Expert advice - planning a lighting scheme
A well thought through lighting scheme can make a huge difference to the finished look of your home. However, often the lighting scheme is one of the last things considered and not given much thought until the builder asks how many spotlights in the kitchen you would like!
So whether you are planning the lighting yourself or if you are fortunate enough to work with a lighting designer, Jo Mann from Light House Designs shares some advice.
When in my renovation should I consider the lighting plan?
The sooner the better! All aspects of a room/house will be taken into account when designing the scheme, so it is best to do it at an early stage when you can add/omit/adjust areas without it being a costly exercise.
An example of this might be the addition of a niche in a stud wall, a coffered ceiling or changing the string on the stair case to allow for step lights. It is important to agree the architectural details, where the light fitting needs to be concealed prior to building work being carried out in those areas. However, it is a balancing act as you will need to know where your furniture is going to enable you to carry out the design.
With open plan living so popular, do you have any advice with the lighting to make it feel homely?
Using layers of light is a good way to create an interesting, homely feel to a space. Consider the following:
- High-level - Recessed directional downlights, pendant or uplight above joinery
- Mid-level – Wall lights, table lamps, under counter lighting, joinery lighting
- Low-level – Floor recessed uplights, joinery or step lights
Split the circuits so you can control individual areas and think about using a simple control system if you end up with more than 4 circuits.
Often open plan areas have large glass doors/windows leading onto a terrace or garden, remember to think about external lighting to avoid the glass becoming a ‘mirror’ at night time. The external light will draw your eye through the reflection and beyond, giving you another room.
Do you have any advice for what works best in the bathroom?
Bathrooms require two types of lighting, bright/functional and also a relaxing setting.
For mirror lighting, use a downlight for punch, make sure it is set in front of you, and two wall lights either side of the mirror to counter act the shadows created from above.
Think about adding one or two low level lights which can be used for the relaxing setting and also for a night light if you need the loo in the middle of the night and do not wish to turn all the lights on.
Setting downlights close to the wall in a shower (150-175mm away) can look more interesting as the light will skim down the tiles but make sure the plaster/grout is neat!
Add a niche by a bath or in a shower and light it with either an IP rated downlight or IP rated LED Tape.
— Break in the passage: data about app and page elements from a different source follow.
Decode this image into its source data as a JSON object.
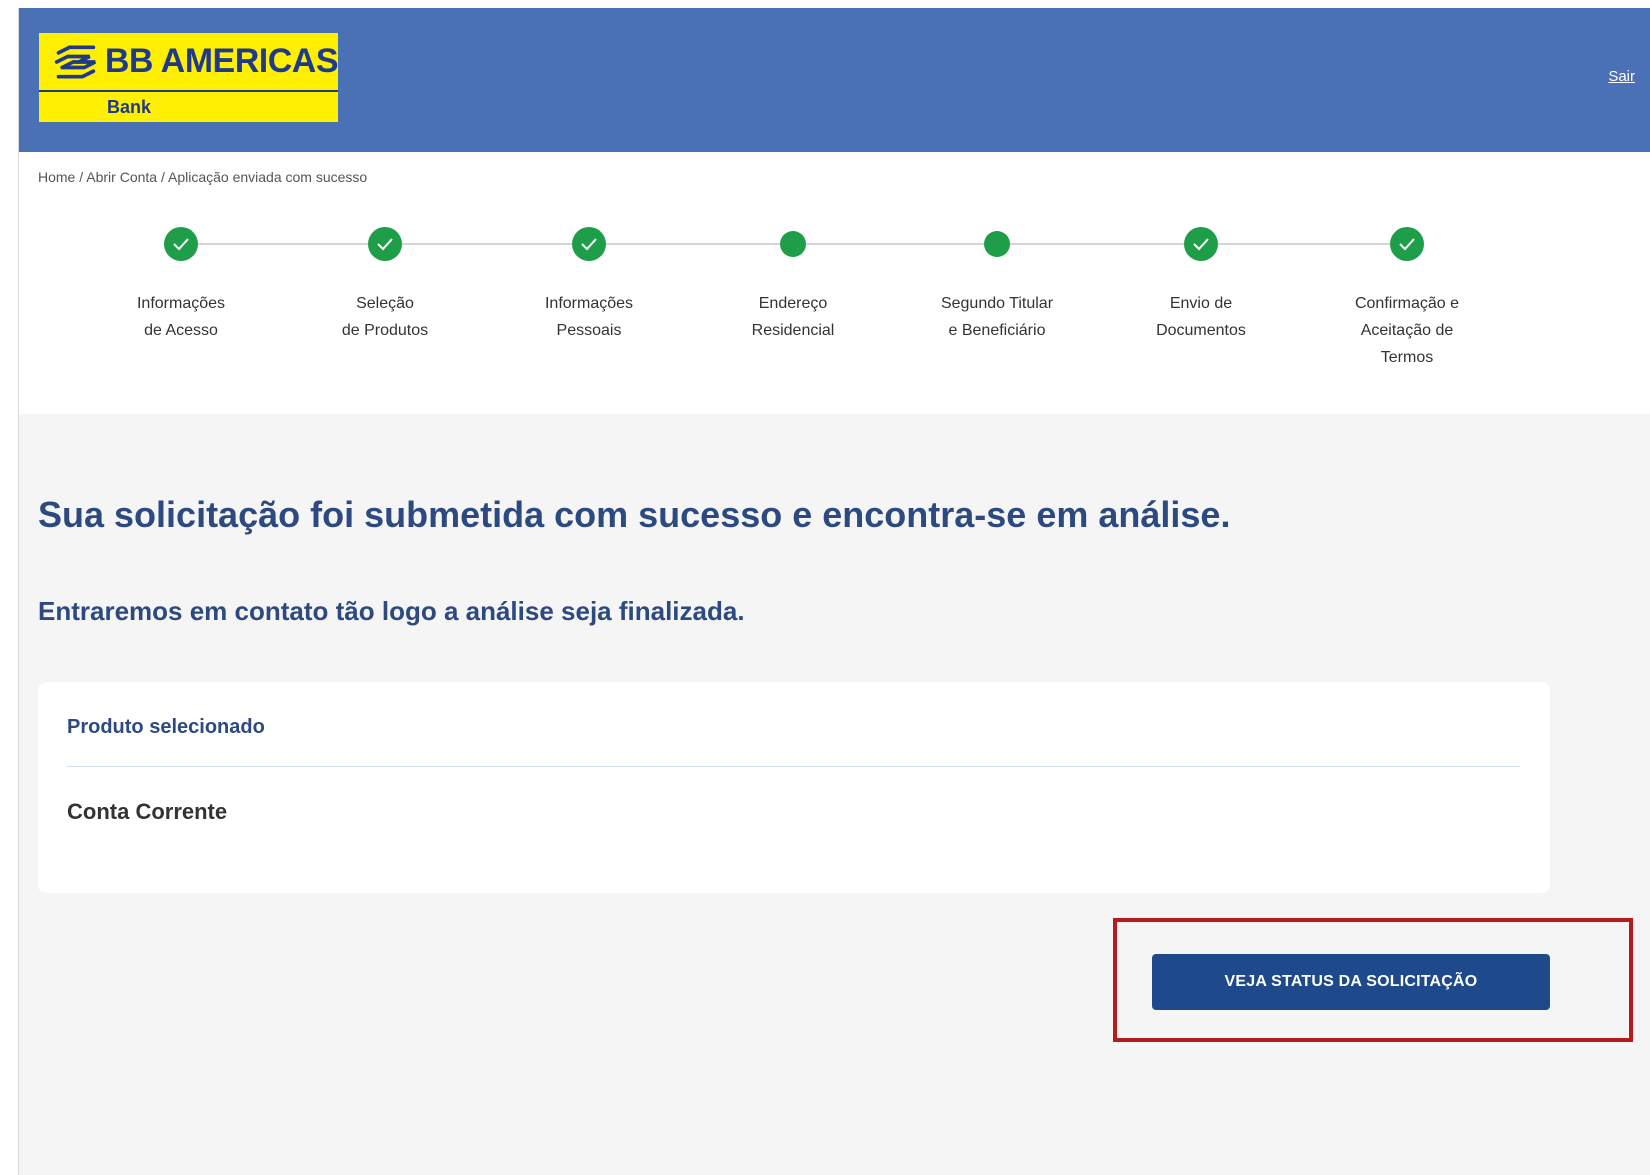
{
  "header": {
    "logo_title": "BB AMERICAS",
    "logo_subtitle": "Bank",
    "logout_label": "Sair"
  },
  "breadcrumb": {
    "items": [
      "Home",
      "Abrir Conta",
      "Aplicação enviada com sucesso"
    ],
    "separator": " / "
  },
  "steps": [
    {
      "line1": "Informações",
      "line2": "de Acesso",
      "line3": "",
      "status": "done"
    },
    {
      "line1": "Seleção",
      "line2": "de Produtos",
      "line3": "",
      "status": "done"
    },
    {
      "line1": "Informações",
      "line2": "Pessoais",
      "line3": "",
      "status": "done"
    },
    {
      "line1": "Endereço",
      "line2": "Residencial",
      "line3": "",
      "status": "partial"
    },
    {
      "line1": "Segundo Titular",
      "line2": "e Beneficiário",
      "line3": "",
      "status": "partial"
    },
    {
      "line1": "Envio de",
      "line2": "Documentos",
      "line3": "",
      "status": "done"
    },
    {
      "line1": "Confirmação e",
      "line2": "Aceitação de",
      "line3": "Termos",
      "status": "done"
    }
  ],
  "main": {
    "title": "Sua solicitação foi submetida com sucesso e encontra-se em análise.",
    "subtitle": "Entraremos em contato tão logo a análise seja finalizada.",
    "product_label": "Produto selecionado",
    "product_value": "Conta Corrente",
    "status_button": "VEJA STATUS DA SOLICITAÇÃO"
  },
  "colors": {
    "header_bg": "#4a70b6",
    "logo_bg": "#ffef00",
    "logo_text": "#1f3a8a",
    "step_green": "#1f9e4a",
    "heading": "#2d4a80",
    "button_bg": "#1e4a8c",
    "highlight": "#b71c1c"
  }
}
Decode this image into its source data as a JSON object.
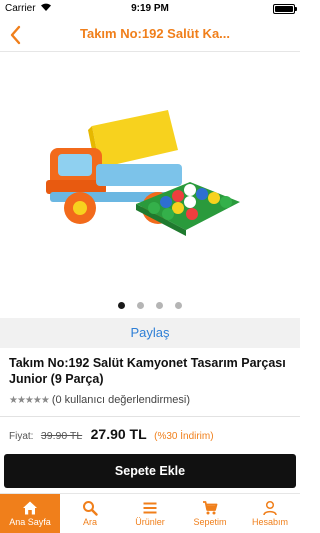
{
  "status_bar": {
    "carrier": "Carrier",
    "time": "9:19 PM"
  },
  "nav": {
    "title": "Takım No:192 Salüt  Ka..."
  },
  "gallery": {
    "page_count": 4,
    "active_index": 0
  },
  "share": {
    "label": "Paylaş"
  },
  "product": {
    "title": "Takım No:192 Salüt  Kamyonet Tasarım Parçası Junior (9 Parça)",
    "rating_text": "(0 kullanıcı değerlendirmesi)",
    "rating_value": 0
  },
  "price": {
    "label": "Fiyat:",
    "old": "39.90 TL",
    "new": "27.90 TL",
    "discount": "(%30 İndirim)"
  },
  "cart": {
    "label": "Sepete Ekle"
  },
  "tabs": [
    {
      "label": "Ana Sayfa",
      "icon": "home-icon"
    },
    {
      "label": "Ara",
      "icon": "search-icon"
    },
    {
      "label": "Ürünler",
      "icon": "menu-icon"
    },
    {
      "label": "Sepetim",
      "icon": "cart-icon"
    },
    {
      "label": "Hesabım",
      "icon": "user-icon"
    }
  ],
  "colors": {
    "accent": "#f07f1b",
    "link": "#2e7fd6",
    "button": "#111111"
  }
}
Not only is a niche useful for holding shampoo bottles/decorative objects but can also provide some soft mid-level lighting to the room.
What's the best way to make dark spaces warm, particularly when there is no natural light?
Using reflected light is most sympathetic in dark spaces, particularly basements. As the light hits a surface (wall or ceiling) and is reflected back into the space it has lost its ability to create shadows, the result is softer than that which comes out of the ceiling and hits the floor. It will also make the space feel bigger and more welcoming.
Creating hidden walls of lights, such as a ceiling slot running along a wall then concealing LED tape to wash light down the wall provides a second dimension given the illusion of a larger space.
New rooms with no natural light can often feel more contemporary than the rest of the house, adding decorative lighting such as wall lights and table lamps can make a room feel more inviting and warm, as well as helping connect the space with the rest of the home.
Are there any popular lighting trends at the moment?
We base our designs on the style of the house and individual client therefore it comes down to whatever is appropriate for that particular project.
Are there any new technologies that can help with the lighting in my home?
Good quality dedicated LED light engines/fittings – it is so important to purchase the right fitting. The ‘cheaper’ versions may look the same but the internal electronics are so important when it comes to output, colour rendition, dimming quality and longevity.
Who would I work with to pull together a lighting scheme?
A successful lighting scheme requires coordination between the design team and the contractors to implement the requirements at the necessary stages of the build.
Do you have any other tips for anyone doing their own lighting plan?
Use a dimmer! It is the easiest way of introducing different moods, even with the simplest of schemes.
Published: February 14, 2019